How long does hockey tape last?

Every type of hockey tape will have a different lifespan depending on how it is used and how often you play hockey with it. Shin tape only lasts the use of a single skating session because it is only used to hold gear in place that will have to be removed. However, grip tape and stick tape can last varying amounts of time depending on the frequency in which you use your stick and your preferences. Handle tape jobs take less wear and tear than the blade, so they don’t need to be re-done often. Some players prefer to tape their blade every time before they skate, while others skate 10+ times before they re-tape it.

How much does ice hockey tape cost?

Ice hockey tape typically costs in the $3-$5 range per roll, but buying in large quantities can actually lower the unit price below that. Even some of the premier brands sell bundles of 30 rolls or so that average out to less than $3 per roll. There isn’t a large gap in quality for most brands, so there isn’t going to be a huge difference in price per roll either. However, the small difference can add up over time.

What are the different kinds of ice hockey tape?

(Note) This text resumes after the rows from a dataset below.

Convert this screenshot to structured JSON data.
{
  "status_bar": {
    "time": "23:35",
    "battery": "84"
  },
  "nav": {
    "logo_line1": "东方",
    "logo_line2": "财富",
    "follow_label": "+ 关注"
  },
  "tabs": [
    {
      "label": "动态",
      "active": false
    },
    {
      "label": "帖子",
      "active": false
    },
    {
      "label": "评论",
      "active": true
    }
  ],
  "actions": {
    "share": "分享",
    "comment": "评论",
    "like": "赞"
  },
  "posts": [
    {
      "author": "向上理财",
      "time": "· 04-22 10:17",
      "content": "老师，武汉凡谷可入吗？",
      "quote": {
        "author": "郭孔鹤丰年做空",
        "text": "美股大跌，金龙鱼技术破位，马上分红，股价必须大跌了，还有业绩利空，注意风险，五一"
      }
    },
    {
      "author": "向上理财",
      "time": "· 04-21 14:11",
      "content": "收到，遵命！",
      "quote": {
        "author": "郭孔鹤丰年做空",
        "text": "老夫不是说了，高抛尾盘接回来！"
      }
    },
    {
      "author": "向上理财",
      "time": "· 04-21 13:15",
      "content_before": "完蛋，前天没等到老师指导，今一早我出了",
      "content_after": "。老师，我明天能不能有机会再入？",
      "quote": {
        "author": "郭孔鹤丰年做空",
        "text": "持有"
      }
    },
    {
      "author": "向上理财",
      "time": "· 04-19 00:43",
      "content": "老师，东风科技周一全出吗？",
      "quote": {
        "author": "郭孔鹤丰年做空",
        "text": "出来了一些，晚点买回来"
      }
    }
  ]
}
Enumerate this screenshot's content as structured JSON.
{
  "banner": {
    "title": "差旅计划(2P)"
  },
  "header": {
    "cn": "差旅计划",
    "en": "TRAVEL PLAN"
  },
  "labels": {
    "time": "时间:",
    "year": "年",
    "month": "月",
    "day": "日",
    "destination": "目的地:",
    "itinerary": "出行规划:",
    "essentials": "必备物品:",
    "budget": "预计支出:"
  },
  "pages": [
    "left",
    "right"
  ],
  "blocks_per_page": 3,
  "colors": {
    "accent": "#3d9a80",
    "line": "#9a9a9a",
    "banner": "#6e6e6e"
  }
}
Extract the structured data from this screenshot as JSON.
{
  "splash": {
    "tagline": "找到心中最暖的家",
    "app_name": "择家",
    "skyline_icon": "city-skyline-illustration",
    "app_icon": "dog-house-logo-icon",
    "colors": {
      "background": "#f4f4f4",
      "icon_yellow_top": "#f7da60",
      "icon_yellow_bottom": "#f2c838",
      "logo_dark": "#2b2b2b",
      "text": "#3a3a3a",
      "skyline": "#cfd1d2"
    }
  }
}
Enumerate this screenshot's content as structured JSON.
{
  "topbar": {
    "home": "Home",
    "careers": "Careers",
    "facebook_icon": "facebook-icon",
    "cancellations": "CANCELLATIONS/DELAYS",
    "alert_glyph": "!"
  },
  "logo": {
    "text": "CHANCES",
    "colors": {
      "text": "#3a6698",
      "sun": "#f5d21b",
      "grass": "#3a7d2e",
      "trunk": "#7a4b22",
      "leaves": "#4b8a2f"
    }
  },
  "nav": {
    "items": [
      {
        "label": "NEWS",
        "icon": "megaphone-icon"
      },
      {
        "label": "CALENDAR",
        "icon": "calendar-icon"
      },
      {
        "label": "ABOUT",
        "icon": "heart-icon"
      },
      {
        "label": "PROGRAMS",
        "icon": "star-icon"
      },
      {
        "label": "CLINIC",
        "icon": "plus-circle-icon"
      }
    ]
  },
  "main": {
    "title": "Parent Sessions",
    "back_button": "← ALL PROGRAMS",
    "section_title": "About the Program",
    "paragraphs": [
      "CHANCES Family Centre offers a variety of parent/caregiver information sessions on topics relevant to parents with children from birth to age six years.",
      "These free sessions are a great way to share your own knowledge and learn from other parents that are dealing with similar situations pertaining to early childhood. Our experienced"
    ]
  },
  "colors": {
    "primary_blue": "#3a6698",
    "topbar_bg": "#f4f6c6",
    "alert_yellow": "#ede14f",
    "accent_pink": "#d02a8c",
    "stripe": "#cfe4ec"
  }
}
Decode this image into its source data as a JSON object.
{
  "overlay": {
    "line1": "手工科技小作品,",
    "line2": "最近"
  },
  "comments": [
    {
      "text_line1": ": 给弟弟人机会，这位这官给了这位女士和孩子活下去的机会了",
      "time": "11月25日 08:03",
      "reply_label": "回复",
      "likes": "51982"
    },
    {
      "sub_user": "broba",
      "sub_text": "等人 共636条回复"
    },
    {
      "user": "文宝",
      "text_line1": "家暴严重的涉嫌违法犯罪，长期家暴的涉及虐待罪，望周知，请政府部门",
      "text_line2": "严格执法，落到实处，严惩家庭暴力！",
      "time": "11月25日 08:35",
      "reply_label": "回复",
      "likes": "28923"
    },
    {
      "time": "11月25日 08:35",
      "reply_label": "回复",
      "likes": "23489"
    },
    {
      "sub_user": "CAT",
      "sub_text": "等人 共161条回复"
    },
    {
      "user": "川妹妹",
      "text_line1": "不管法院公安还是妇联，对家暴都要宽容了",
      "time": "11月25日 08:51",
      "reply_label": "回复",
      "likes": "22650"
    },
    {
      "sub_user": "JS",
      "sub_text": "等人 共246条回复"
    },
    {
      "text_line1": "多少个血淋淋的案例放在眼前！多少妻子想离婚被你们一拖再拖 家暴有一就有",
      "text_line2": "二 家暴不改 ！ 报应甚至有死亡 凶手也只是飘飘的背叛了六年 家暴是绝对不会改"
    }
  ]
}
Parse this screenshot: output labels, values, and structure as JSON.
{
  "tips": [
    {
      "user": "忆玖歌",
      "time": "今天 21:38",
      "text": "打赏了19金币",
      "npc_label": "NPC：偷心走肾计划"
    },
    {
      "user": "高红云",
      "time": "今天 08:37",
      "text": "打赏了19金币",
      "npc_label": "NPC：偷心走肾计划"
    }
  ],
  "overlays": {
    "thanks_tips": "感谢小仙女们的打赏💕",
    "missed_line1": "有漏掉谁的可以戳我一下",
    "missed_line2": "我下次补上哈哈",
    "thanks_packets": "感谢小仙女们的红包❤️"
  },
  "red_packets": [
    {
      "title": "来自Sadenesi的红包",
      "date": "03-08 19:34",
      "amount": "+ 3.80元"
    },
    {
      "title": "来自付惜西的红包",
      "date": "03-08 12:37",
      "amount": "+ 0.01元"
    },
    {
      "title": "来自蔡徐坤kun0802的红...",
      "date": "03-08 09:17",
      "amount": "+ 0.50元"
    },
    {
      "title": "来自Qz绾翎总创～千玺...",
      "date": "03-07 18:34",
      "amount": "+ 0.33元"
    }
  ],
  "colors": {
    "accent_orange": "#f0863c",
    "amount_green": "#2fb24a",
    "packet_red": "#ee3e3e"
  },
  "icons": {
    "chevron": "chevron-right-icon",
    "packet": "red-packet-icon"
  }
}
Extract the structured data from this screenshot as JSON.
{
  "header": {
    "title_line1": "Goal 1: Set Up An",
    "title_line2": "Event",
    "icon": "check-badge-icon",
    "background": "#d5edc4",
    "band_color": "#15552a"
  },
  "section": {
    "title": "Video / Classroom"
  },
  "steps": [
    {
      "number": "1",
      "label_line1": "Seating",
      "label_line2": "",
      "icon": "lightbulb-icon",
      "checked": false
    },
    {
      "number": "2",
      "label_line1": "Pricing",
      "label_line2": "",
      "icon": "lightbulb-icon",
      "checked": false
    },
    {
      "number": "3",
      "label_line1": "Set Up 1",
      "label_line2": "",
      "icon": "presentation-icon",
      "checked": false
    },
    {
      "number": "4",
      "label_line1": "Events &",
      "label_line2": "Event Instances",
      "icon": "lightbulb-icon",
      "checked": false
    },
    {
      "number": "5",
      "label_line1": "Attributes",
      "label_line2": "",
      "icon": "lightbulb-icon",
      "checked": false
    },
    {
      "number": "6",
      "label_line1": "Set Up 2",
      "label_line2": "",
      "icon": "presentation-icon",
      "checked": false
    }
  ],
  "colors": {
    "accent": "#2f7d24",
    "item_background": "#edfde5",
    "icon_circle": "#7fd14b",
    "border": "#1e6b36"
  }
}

There are three different kinds of hockey tape: shin, grip, and stick tape. They each have a very specialized use. Shin tape is used to hold gear in place, most often shin pads. It is often clear, waterproof on top, and single use. Grip tape is an elastic, adhesive cloth tape that is put on the top of the shaft to give players a better grip on the stick. Stick tape is a cloth tape that can be used anywhere on the stick, but is most often used on the blade to give players better control over the puck.